Data for analysis START

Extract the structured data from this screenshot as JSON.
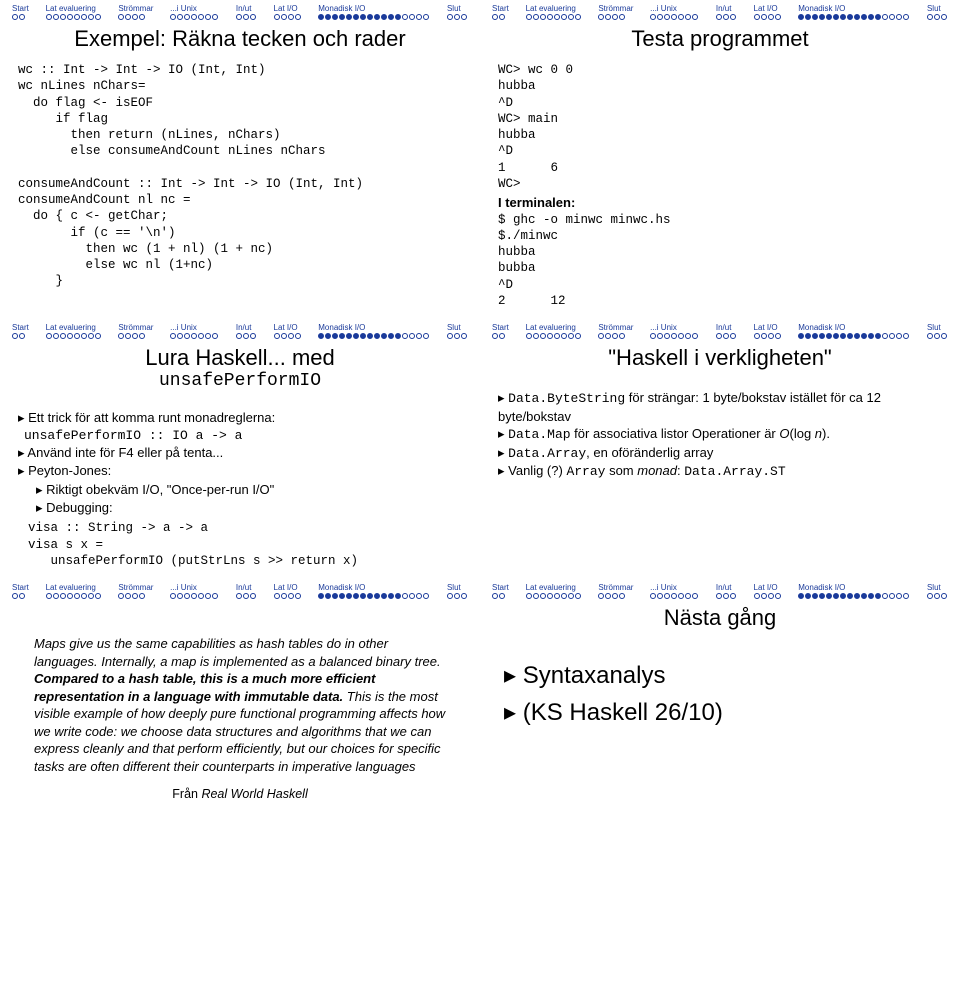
{
  "nav": {
    "labels": [
      "Start",
      "Lat evaluering",
      "Strömmar",
      "...i Unix",
      "In/ut",
      "Lat I/O",
      "Monadisk I/O",
      "Slut"
    ],
    "counts": [
      2,
      8,
      4,
      7,
      3,
      4,
      16,
      3
    ]
  },
  "slides": {
    "s1": {
      "title": "Exempel: Räkna tecken och rader",
      "code": "wc :: Int -> Int -> IO (Int, Int)\nwc nLines nChars=\n  do flag <- isEOF\n     if flag\n       then return (nLines, nChars)\n       else consumeAndCount nLines nChars\n\nconsumeAndCount :: Int -> Int -> IO (Int, Int)\nconsumeAndCount nl nc =\n  do { c <- getChar;\n       if (c == '\\n')\n         then wc (1 + nl) (1 + nc)\n         else wc nl (1+nc)\n     }"
    },
    "s2": {
      "title": "Testa programmet",
      "code1": "WC> wc 0 0\nhubba\n^D\nWC> main\nhubba\n^D\n1      6\nWC>",
      "term_label": "I terminalen:",
      "code2": "$ ghc -o minwc minwc.hs\n$./minwc\nhubba\nbubba\n^D\n2      12"
    },
    "s3": {
      "title": "Lura Haskell... med",
      "sub": "unsafePerformIO",
      "b1": "Ett trick för att komma runt monadreglerna:",
      "c1": "unsafePerformIO :: IO a -> a",
      "b2": "Använd inte för F4 eller på tenta...",
      "b3": "Peyton-Jones:",
      "b3a": "Riktigt obekväm I/O, \"Once-per-run I/O\"",
      "b3b": "Debugging:",
      "c2": "visa :: String -> a -> a\nvisa s x =\n   unsafePerformIO (putStrLns s >> return x)"
    },
    "s4": {
      "title": "\"Haskell i verkligheten\"",
      "b1a": "Data.ByteString",
      "b1b": " för strängar: 1 byte/bokstav istället för ca 12 byte/bokstav",
      "b2a": "Data.Map",
      "b2b": " för associativa listor Operationer är ",
      "b2c": "O",
      "b2d": "(log ",
      "b2e": "n",
      "b2f": ").",
      "b3a": "Data.Array",
      "b3b": ", en oföränderlig array",
      "b4a": "Vanlig (?) ",
      "b4b": "Array",
      "b4c": " som ",
      "b4d": "monad",
      "b4e": ": ",
      "b4f": "Data.Array.ST"
    },
    "s5": {
      "q1": "Maps give us the same capabilities as hash tables do in other languages. Internally, a map is implemented as a balanced binary tree. ",
      "q2": "Compared to a hash table, this is a much more efficient representation in a language with immutable data.",
      "q3": " This is the most visible example of how deeply pure functional programming affects how we write code: we choose data structures and algorithms that we can express cleanly and that perform efficiently, but our choices for specific tasks are often different their counterparts in imperative languages",
      "cite_pre": "Från ",
      "cite": "Real World Haskell"
    },
    "s6": {
      "title": "Nästa gång",
      "b1": "Syntaxanalys",
      "b2": "(KS Haskell 26/10)"
    }
  }
}
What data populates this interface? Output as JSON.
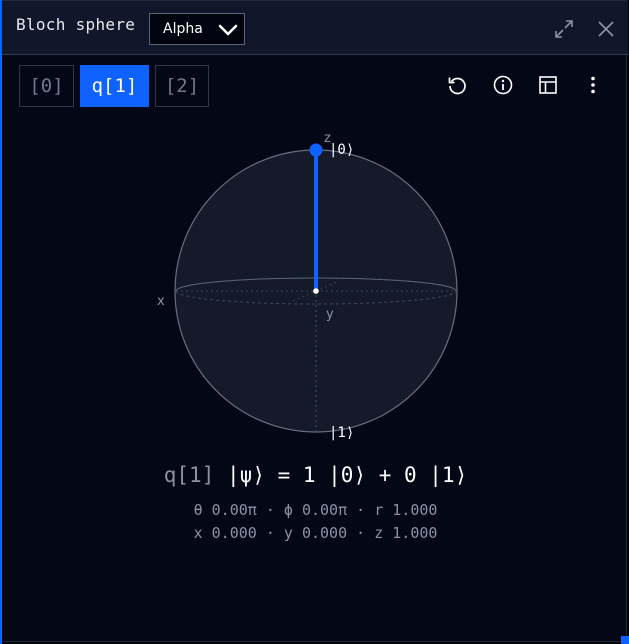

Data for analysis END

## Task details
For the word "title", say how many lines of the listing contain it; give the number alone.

## Result of this exercise
5